• **The task**
From the records below, count the lines holding the string "battery". Only the number is wanted.

Stored dataset items:
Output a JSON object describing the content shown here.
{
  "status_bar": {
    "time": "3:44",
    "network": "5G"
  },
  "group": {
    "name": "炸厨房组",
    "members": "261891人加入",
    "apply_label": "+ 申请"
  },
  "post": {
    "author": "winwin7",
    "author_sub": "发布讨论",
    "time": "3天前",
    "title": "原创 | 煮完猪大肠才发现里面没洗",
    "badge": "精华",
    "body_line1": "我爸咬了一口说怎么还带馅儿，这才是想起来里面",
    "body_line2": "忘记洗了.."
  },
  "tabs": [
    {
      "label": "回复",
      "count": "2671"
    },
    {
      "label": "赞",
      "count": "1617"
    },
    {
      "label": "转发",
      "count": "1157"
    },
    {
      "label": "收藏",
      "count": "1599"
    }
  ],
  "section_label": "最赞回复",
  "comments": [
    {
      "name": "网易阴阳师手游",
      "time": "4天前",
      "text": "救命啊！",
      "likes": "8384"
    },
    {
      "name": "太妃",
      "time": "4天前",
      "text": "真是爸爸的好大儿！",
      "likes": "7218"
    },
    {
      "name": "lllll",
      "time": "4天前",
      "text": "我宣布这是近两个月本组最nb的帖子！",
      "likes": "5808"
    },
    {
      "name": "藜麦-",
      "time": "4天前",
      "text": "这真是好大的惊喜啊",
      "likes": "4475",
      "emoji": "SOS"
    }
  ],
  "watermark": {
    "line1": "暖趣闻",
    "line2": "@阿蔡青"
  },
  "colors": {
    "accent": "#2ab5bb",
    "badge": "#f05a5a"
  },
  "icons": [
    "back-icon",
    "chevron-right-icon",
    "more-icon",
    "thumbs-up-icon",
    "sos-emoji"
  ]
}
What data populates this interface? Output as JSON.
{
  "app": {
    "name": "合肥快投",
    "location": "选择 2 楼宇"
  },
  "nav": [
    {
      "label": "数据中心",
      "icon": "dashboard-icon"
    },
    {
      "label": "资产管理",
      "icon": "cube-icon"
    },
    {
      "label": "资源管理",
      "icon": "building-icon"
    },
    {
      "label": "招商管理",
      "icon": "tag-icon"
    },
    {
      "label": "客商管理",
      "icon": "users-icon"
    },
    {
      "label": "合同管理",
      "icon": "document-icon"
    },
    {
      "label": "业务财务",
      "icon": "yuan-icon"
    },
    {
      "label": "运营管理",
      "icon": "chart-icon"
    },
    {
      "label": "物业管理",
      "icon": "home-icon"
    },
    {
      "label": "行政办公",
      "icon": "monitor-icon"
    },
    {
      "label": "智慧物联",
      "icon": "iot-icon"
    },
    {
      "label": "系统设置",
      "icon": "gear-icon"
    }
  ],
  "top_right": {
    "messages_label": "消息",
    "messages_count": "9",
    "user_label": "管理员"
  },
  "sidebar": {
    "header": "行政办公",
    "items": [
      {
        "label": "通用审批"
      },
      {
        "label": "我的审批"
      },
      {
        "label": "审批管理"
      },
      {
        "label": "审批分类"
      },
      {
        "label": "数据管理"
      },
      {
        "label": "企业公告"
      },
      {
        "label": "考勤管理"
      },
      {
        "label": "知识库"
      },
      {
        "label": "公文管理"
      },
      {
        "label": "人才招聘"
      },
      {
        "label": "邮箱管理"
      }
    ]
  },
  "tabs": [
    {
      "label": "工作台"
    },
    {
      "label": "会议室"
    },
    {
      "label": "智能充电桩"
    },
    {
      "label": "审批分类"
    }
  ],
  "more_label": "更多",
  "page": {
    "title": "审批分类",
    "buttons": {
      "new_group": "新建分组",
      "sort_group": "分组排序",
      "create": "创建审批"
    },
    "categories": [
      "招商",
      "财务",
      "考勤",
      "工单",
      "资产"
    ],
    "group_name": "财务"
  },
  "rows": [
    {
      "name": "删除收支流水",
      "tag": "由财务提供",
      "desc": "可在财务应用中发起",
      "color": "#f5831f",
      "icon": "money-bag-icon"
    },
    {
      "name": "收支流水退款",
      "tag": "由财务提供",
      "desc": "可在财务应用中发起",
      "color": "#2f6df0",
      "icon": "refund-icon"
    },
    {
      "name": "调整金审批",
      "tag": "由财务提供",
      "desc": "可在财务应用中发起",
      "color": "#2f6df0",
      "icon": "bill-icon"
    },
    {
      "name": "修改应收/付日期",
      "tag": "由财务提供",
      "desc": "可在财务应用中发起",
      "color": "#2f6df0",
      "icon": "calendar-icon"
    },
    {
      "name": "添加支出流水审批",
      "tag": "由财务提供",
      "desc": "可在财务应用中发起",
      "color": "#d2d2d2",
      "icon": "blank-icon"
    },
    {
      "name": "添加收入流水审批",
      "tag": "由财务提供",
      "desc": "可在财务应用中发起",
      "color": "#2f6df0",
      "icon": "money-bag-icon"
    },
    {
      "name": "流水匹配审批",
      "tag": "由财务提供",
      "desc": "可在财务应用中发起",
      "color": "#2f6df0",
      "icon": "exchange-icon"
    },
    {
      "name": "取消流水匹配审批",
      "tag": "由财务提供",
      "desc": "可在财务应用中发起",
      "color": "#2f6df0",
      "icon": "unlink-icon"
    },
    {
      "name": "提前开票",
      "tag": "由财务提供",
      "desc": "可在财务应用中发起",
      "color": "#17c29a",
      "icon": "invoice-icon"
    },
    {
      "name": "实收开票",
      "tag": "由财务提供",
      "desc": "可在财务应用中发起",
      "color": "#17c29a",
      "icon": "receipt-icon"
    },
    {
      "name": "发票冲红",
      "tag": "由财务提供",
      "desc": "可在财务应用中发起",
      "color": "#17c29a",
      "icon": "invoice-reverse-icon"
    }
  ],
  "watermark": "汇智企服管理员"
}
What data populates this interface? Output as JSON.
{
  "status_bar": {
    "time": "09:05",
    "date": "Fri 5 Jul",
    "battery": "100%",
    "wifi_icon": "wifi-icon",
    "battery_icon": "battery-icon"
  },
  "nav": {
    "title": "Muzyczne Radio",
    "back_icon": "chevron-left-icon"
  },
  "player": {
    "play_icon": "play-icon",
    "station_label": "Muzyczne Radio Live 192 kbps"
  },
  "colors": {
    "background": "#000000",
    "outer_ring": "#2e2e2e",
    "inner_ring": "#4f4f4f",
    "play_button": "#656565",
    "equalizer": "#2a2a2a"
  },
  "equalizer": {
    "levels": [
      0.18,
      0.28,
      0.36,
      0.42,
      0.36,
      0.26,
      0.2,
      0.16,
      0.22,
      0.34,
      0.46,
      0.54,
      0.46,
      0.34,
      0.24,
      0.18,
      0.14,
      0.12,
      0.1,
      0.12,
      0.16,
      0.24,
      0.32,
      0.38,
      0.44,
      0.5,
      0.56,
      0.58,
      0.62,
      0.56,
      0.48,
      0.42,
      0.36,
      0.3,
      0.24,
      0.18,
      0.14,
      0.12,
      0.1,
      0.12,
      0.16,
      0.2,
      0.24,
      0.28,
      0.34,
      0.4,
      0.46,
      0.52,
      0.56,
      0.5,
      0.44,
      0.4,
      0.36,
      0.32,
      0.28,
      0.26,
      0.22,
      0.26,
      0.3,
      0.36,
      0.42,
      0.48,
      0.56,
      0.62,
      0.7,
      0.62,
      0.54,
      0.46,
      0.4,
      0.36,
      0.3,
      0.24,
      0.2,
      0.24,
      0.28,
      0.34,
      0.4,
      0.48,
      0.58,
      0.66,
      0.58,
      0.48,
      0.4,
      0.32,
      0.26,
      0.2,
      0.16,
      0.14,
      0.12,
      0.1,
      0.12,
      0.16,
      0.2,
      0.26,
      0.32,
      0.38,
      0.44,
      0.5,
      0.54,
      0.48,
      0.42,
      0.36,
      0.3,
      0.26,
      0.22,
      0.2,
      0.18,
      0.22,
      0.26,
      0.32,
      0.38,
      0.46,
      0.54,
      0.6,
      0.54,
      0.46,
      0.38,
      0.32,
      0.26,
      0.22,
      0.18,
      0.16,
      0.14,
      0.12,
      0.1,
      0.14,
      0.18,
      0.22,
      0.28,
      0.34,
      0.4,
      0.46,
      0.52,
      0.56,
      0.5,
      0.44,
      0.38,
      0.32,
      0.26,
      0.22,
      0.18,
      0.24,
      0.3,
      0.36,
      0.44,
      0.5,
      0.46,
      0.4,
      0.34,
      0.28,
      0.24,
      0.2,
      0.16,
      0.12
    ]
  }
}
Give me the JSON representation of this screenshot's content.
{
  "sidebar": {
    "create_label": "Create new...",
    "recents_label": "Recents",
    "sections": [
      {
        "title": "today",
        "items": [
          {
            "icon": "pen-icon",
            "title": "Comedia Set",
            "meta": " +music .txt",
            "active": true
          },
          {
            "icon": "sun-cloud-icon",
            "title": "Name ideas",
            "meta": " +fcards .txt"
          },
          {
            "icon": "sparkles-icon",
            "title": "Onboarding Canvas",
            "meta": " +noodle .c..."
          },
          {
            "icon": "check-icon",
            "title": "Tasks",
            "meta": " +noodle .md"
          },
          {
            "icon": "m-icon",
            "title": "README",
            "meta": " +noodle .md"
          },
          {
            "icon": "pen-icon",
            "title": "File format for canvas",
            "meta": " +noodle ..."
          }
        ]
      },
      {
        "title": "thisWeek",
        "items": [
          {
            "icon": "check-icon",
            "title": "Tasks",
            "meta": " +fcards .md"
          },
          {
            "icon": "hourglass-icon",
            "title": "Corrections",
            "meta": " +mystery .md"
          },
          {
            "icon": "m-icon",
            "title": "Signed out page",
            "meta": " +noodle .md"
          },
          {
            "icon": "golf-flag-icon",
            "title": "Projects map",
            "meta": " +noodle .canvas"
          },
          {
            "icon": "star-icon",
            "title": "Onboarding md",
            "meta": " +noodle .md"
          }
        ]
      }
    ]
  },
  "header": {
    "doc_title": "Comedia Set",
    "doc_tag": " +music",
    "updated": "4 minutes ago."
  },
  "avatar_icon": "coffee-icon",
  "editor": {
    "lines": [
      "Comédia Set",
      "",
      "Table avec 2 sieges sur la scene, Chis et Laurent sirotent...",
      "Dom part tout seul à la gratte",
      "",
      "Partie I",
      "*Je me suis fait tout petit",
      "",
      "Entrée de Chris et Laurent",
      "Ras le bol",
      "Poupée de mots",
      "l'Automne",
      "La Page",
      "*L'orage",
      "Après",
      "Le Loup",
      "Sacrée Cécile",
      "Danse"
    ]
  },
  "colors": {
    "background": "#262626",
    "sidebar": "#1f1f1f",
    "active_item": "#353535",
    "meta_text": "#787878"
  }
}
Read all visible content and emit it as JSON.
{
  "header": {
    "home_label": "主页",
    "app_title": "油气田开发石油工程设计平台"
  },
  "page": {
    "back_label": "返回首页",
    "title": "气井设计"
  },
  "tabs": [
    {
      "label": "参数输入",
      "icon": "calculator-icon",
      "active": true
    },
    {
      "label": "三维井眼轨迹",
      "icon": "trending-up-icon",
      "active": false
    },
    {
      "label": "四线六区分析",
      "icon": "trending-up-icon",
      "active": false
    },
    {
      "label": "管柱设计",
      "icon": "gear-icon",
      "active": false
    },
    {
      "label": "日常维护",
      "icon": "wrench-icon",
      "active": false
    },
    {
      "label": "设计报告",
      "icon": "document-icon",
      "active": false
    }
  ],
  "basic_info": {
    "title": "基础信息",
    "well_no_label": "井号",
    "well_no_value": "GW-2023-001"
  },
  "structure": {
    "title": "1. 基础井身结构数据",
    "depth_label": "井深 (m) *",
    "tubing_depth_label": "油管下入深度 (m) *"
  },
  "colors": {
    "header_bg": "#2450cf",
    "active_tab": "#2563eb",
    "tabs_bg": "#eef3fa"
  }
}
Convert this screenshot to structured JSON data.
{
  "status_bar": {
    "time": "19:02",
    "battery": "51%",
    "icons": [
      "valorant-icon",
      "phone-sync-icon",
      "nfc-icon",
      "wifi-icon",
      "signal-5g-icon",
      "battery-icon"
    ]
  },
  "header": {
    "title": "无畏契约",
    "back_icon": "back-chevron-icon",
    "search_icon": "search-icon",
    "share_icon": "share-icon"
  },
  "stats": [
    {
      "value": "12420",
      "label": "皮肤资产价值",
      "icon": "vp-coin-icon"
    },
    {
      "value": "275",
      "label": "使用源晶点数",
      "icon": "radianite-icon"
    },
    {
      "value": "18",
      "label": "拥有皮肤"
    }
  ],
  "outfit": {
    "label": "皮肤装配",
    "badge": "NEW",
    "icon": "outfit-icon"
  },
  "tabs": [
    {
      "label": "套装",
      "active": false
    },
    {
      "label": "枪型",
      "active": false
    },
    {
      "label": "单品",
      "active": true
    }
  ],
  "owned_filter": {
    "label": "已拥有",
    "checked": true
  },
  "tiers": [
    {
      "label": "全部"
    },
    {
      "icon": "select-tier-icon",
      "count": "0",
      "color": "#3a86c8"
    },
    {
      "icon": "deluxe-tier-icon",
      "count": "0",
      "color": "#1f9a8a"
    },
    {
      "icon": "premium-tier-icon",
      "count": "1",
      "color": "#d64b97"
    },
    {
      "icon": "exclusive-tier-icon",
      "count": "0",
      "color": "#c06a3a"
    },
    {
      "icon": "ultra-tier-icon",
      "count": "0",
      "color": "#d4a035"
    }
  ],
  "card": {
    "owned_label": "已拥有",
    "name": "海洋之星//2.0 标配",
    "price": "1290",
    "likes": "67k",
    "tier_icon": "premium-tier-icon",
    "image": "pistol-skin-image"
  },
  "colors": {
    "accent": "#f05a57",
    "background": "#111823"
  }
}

• **Response for this exercise**
4